  • Mesolithic Age: c. 25,000-7000 BCE (note that before the mesolithic age Neanderthals also populated Europe – the last attested trace of Neanderthals dates from c. 24,000 years ago. Our species is thought to have arrived in Europe as early as 40,000 years ago)
  • Neolithic Age: c. 7000-3500 BCE
  • Bronze Age: c. 3500-1000 BCE
  • Iron Age: c. 1000 BCE-c. 350 BCE  (at which point the Hellenistic and then Roman ages begin, but they commence in different centuries for different regions)

The information in this post (including all of the maps above) almost completely derives from - which comes with a disclaimer stating that the information on that website “should not be read as hard facts, but … as a model in constant evolution based on the present knowledge and understanding (of the authors) [emphasis added].” Note that my summary of genetic genealogy is necessarily fallible as I am a total novice when it comes to the subject - I apologise for any errors (any of which are unintentional). Additional resources include; Bailey and Spikins, Mesolithic Europe; Hulse, The Difference Between Dirt and Other Dirt and Livo, The Enchanted Wood.

Written by M. Sentia Figula. Find me at neo polytheistRoman Pagan and on Facebook.


  1. I have also learned of DNA groups. I have read of the "Seven Daughters of Eve". Not the Eve from the Bible, but what the Anthropologists consider Eve. My DNA comes from the youngest "daughter". I am from the mTDna Haplogroup v. Or what is called the Tribe of "Velda".

    1. Thanks for that:) I confess I know very little about mtDNA groups, I gather they are not as clear cut as Y-DNA groups when it comes to ascertaining ancient ethnicities so I haven't explored them so much.
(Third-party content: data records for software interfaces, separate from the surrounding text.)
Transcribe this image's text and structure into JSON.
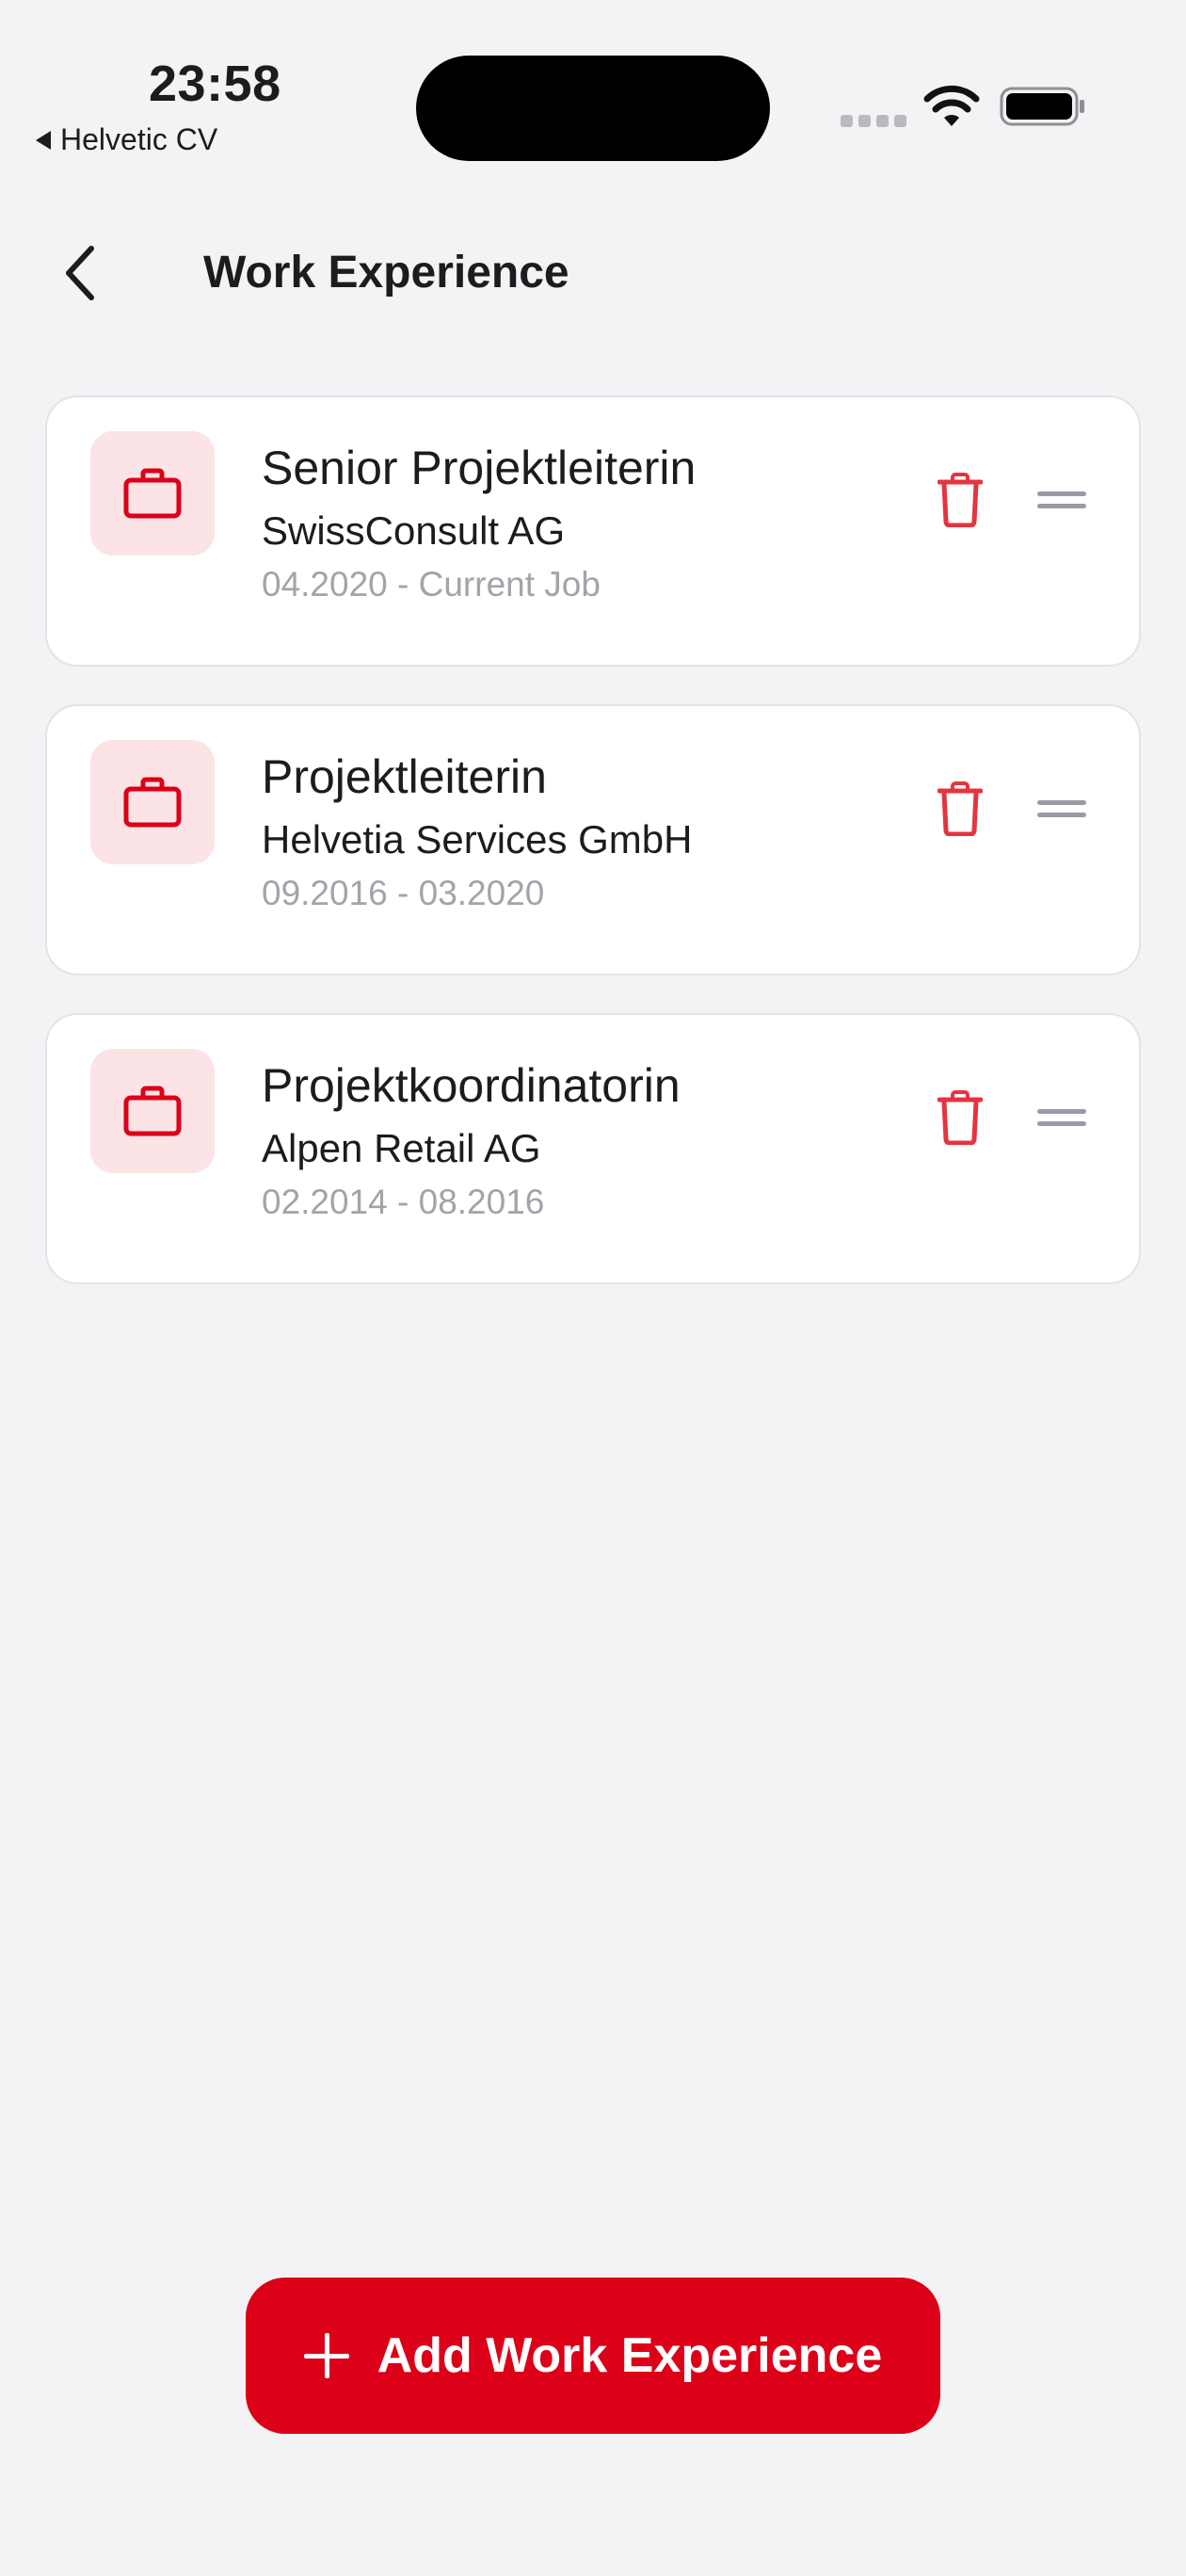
{
  "status_bar": {
    "time": "23:58",
    "back_app_label": "Helvetic CV"
  },
  "nav": {
    "title": "Work Experience"
  },
  "experiences": [
    {
      "title": "Senior Projektleiterin",
      "company": "SwissConsult AG",
      "dates": "04.2020 - Current Job"
    },
    {
      "title": "Projektleiterin",
      "company": "Helvetia Services GmbH",
      "dates": "09.2016 - 03.2020"
    },
    {
      "title": "Projektkoordinatorin",
      "company": "Alpen Retail AG",
      "dates": "02.2014 - 08.2016"
    }
  ],
  "add_button": {
    "label": "Add Work Experience"
  },
  "colors": {
    "accent": "#dc0018",
    "icon_bg": "#fbe3e6",
    "trash": "#e5343f",
    "drag_handle": "#9a9aa6",
    "secondary_text": "#a3a3aa",
    "background": "#f3f3f6"
  },
  "icons": {
    "job": "briefcase-icon",
    "delete": "trash-icon",
    "reorder": "drag-handle-icon",
    "back": "chevron-left-icon",
    "add": "plus-icon"
  }
}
However, I just looked haplogroup v up and I must say I do like the idea of belonging to a tribe called "Velda", sounds sort of lovely and misty and intriguing:).

  2. Nice article.

  3. Very explanatory Article!
    I loved it!

  4. I'm from Serbia. I recently tested my Y-DNA. My haplogroup is I2a1b - Dinaric South. This is most dominant haplogroup in my country.

    1. Awesome:) I guess that means you know for sure that you have ancestors who have lived in Europe for tens of thousands of years, which is very, very cool!